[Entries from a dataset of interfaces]
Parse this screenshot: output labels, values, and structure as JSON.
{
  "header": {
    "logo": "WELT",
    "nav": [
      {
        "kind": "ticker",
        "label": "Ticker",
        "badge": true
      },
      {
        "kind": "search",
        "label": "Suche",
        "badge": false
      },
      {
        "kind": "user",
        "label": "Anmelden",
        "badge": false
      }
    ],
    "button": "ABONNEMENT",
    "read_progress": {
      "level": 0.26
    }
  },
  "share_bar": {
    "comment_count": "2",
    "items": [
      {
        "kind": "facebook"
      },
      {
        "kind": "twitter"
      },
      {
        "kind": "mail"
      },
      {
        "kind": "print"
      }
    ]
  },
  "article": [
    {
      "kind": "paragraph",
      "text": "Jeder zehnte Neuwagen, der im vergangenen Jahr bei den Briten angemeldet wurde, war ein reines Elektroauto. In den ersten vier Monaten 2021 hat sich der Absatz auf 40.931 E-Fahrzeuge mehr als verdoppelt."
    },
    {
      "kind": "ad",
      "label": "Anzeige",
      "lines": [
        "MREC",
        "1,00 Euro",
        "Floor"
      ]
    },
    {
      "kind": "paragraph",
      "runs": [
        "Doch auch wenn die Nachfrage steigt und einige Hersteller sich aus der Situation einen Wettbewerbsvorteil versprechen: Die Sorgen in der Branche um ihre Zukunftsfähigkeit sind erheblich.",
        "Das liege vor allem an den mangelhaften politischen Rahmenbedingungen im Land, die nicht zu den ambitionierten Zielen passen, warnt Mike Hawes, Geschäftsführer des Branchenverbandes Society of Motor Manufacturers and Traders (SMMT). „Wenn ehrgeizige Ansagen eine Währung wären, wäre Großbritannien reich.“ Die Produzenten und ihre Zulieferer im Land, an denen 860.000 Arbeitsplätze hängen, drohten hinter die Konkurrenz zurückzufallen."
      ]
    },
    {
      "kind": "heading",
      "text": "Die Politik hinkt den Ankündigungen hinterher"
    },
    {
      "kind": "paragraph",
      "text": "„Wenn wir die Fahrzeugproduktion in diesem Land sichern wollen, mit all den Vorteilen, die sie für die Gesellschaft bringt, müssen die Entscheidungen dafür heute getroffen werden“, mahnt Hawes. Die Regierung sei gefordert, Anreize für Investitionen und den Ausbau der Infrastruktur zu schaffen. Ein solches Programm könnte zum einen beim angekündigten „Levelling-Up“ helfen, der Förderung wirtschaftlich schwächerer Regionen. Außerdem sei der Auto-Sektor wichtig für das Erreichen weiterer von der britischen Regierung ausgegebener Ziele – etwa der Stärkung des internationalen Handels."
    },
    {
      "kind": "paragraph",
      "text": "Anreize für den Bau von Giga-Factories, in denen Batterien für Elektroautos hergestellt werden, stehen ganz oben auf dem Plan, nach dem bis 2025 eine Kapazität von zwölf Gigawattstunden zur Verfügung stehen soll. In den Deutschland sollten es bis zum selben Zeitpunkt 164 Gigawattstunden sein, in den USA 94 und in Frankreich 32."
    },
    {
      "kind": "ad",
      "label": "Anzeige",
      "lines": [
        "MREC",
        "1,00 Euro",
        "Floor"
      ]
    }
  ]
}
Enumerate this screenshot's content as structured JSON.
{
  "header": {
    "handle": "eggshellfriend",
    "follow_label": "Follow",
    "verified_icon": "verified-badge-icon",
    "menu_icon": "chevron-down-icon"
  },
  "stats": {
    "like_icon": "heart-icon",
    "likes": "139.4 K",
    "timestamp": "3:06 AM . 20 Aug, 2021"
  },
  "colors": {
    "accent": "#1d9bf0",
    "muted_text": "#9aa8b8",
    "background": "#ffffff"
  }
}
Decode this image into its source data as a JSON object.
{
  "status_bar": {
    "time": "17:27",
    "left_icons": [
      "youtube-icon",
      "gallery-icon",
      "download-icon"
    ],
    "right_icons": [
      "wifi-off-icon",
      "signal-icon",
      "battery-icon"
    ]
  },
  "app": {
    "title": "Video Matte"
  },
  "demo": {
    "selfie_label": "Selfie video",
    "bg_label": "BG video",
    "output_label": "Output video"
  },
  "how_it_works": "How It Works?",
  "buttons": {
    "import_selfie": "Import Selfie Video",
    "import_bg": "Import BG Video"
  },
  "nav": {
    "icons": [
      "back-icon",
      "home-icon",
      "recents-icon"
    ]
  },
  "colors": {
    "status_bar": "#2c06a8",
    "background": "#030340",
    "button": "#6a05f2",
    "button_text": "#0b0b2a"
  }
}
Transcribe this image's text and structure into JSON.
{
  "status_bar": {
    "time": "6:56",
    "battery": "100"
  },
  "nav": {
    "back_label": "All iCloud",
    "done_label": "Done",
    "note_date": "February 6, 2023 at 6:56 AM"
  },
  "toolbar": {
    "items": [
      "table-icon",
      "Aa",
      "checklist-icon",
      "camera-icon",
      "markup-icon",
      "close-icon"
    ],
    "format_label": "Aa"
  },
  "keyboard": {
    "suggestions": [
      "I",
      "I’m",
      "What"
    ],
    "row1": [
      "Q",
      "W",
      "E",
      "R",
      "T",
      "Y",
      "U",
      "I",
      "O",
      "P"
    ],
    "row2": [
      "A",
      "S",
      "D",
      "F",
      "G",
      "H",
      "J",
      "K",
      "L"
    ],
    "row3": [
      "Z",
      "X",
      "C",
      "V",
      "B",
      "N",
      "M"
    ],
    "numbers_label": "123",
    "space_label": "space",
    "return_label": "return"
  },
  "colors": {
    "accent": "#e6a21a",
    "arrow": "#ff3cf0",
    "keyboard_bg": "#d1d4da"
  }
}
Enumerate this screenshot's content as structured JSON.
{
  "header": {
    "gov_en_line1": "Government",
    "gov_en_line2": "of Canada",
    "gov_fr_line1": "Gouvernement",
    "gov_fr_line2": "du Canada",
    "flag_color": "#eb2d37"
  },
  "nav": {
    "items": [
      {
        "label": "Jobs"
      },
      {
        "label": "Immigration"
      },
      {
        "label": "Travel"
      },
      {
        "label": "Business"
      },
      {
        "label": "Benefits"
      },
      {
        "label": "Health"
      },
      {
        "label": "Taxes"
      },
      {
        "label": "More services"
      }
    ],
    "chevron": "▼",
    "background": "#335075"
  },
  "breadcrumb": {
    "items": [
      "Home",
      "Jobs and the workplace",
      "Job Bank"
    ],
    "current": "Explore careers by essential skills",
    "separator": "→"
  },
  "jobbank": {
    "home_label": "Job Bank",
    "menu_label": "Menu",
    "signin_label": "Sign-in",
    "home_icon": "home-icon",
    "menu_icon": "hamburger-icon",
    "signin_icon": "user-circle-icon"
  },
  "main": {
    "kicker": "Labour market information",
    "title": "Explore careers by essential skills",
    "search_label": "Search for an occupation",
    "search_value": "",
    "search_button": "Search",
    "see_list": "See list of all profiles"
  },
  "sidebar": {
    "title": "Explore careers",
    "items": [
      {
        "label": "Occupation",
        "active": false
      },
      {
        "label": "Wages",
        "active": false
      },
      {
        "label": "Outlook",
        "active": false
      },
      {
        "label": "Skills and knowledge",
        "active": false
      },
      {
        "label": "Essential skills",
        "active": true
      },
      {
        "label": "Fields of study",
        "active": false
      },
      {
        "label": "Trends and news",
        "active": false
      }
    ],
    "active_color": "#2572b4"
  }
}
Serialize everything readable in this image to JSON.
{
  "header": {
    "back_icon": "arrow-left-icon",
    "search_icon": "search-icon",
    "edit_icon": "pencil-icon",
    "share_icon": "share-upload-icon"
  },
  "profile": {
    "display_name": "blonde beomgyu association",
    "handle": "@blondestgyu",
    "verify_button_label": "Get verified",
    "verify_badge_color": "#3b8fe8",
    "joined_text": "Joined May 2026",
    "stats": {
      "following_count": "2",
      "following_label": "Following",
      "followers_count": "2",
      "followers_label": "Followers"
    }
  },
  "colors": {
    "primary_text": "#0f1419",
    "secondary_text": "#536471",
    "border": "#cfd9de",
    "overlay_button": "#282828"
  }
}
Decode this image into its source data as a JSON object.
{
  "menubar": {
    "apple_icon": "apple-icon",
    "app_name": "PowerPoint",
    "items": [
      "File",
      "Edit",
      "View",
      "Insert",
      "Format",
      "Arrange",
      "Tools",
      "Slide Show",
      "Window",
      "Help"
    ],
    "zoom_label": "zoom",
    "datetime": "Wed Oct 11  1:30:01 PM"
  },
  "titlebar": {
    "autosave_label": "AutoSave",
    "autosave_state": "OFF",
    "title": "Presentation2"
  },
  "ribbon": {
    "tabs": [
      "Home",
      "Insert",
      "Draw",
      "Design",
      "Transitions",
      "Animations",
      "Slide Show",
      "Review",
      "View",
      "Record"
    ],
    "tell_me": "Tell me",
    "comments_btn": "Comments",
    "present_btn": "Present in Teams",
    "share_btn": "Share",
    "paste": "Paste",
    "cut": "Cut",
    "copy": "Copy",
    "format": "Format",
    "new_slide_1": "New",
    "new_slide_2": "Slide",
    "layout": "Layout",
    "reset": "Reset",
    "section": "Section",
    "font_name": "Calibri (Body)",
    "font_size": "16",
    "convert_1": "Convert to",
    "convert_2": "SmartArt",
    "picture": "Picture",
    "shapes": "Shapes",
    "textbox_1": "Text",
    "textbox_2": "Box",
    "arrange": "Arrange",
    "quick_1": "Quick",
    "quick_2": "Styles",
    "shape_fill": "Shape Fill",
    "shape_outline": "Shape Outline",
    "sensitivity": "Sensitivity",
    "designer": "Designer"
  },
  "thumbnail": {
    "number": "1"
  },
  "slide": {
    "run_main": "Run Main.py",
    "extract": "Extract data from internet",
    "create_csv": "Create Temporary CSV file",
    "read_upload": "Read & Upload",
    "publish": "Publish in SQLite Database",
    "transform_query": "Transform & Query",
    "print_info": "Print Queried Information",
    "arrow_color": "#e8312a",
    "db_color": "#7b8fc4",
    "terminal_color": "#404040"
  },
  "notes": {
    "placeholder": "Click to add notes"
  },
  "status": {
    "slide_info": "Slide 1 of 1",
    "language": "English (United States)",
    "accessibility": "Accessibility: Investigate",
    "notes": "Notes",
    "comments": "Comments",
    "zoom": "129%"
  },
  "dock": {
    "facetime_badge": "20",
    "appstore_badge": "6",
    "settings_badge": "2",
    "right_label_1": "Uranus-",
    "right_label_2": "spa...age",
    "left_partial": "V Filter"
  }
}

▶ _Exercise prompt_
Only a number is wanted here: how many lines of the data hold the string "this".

▶ _Task result_
7